* Requirement *
Every entry is to be reproduced word for word, but the images are not.

Records contained in a dataset
▼

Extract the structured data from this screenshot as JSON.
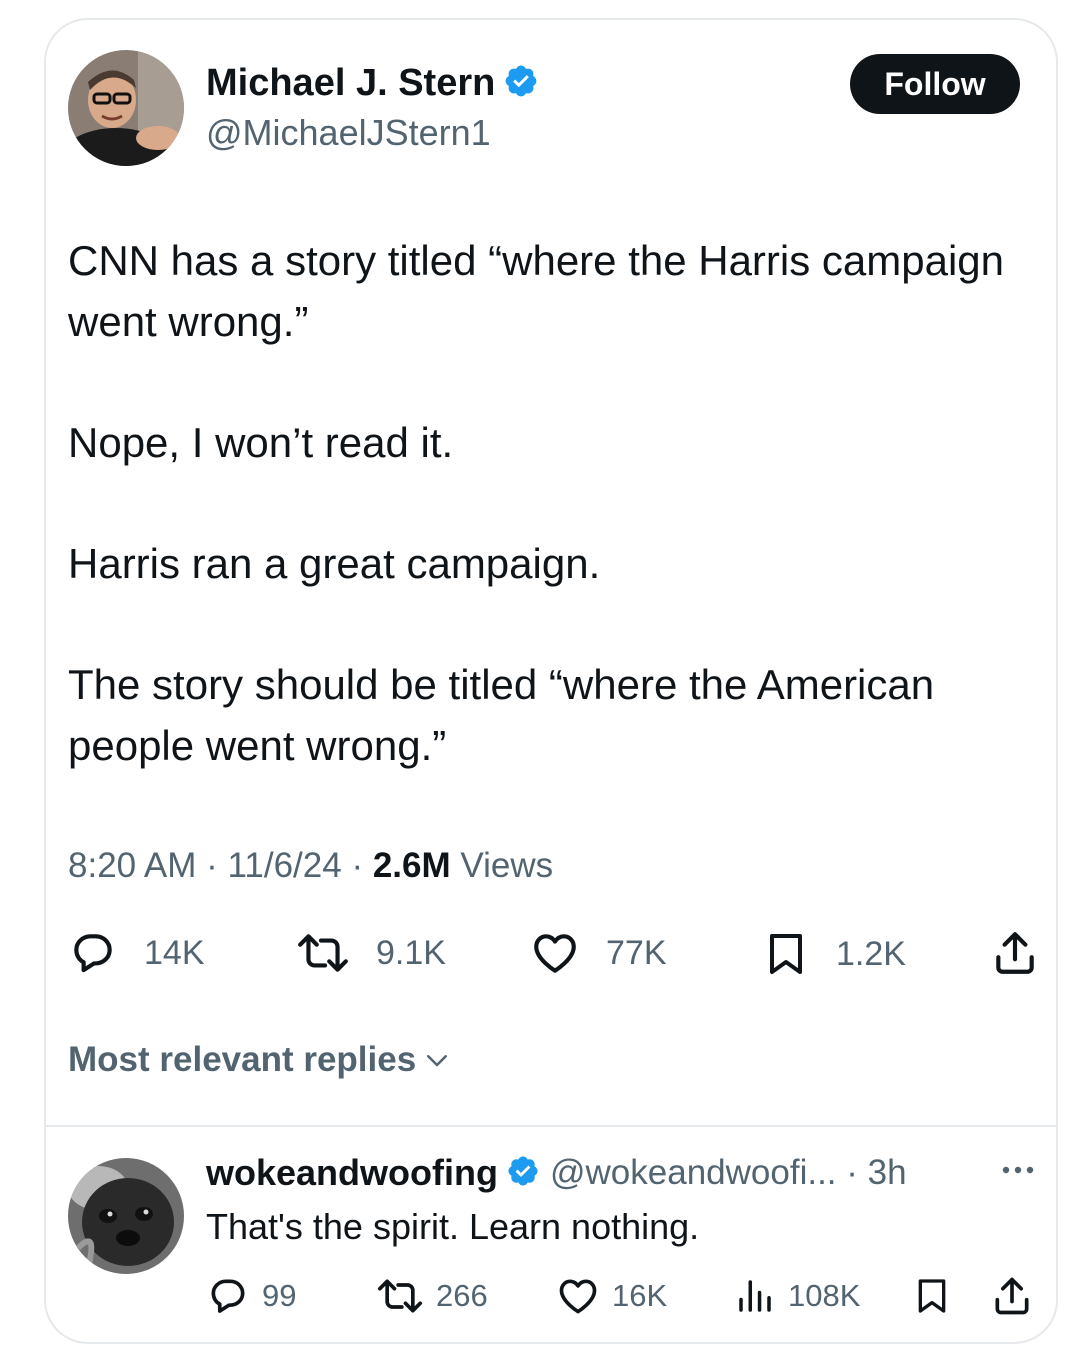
{
  "tweet": {
    "author": {
      "display_name": "Michael J. Stern",
      "handle": "@MichaelJStern1",
      "verified": true
    },
    "follow_label": "Follow",
    "paragraphs": [
      "CNN has a story titled “where the Harris campaign went wrong.”",
      "Nope, I won’t read it.",
      "Harris ran a great campaign.",
      "The story should be titled “where the American people went wrong.”"
    ],
    "time": "8:20 AM",
    "date": "11/6/24",
    "separator": " · ",
    "views_count": "2.6M",
    "views_label": " Views",
    "stats": {
      "replies": "14K",
      "reposts": "9.1K",
      "likes": "77K",
      "bookmarks": "1.2K"
    }
  },
  "replies_section": {
    "label": "Most relevant replies"
  },
  "reply": {
    "display_name": "wokeandwoofing",
    "verified": true,
    "handle_time": "@wokeandwoofi... · 3h",
    "text": "That's the spirit. Learn nothing.",
    "stats": {
      "replies": "99",
      "reposts": "266",
      "likes": "16K",
      "views": "108K"
    }
  },
  "colors": {
    "text_primary": "#0f1419",
    "text_secondary": "#536471",
    "verified_blue": "#1d9bf0",
    "follow_bg": "#0f1419",
    "border": "#e6e9eb"
  },
  "icons": [
    "verified-badge-icon",
    "reply-icon",
    "repost-icon",
    "like-icon",
    "bookmark-icon",
    "share-icon",
    "chevron-down-icon",
    "more-icon",
    "views-icon"
  ]
}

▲

* Response area *
Extract the structured data from this screenshot as JSON.
{
  "tweet": {
    "author": {
      "display_name": "Michael J. Stern",
      "handle": "@MichaelJStern1",
      "verified": true
    },
    "follow_label": "Follow",
    "paragraphs": [
      "CNN has a story titled “where the Harris campaign went wrong.”",
      "Nope, I won’t read it.",
      "Harris ran a great campaign.",
      "The story should be titled “where the American people went wrong.”"
    ],
    "time": "8:20 AM",
    "date": "11/6/24",
    "separator": " · ",
    "views_count": "2.6M",
    "views_label": " Views",
    "stats": {
      "replies": "14K",
      "reposts": "9.1K",
      "likes": "77K",
      "bookmarks": "1.2K"
    }
  },
  "replies_section": {
    "label": "Most relevant replies"
  },
  "reply": {
    "display_name": "wokeandwoofing",
    "verified": true,
    "handle_time": "@wokeandwoofi... · 3h",
    "text": "That's the spirit. Learn nothing.",
    "stats": {
      "replies": "99",
      "reposts": "266",
      "likes": "16K",
      "views": "108K"
    }
  },
  "colors": {
    "text_primary": "#0f1419",
    "text_secondary": "#536471",
    "verified_blue": "#1d9bf0",
    "follow_bg": "#0f1419",
    "border": "#e6e9eb"
  },
  "icons": [
    "verified-badge-icon",
    "reply-icon",
    "repost-icon",
    "like-icon",
    "bookmark-icon",
    "share-icon",
    "chevron-down-icon",
    "more-icon",
    "views-icon"
  ]
}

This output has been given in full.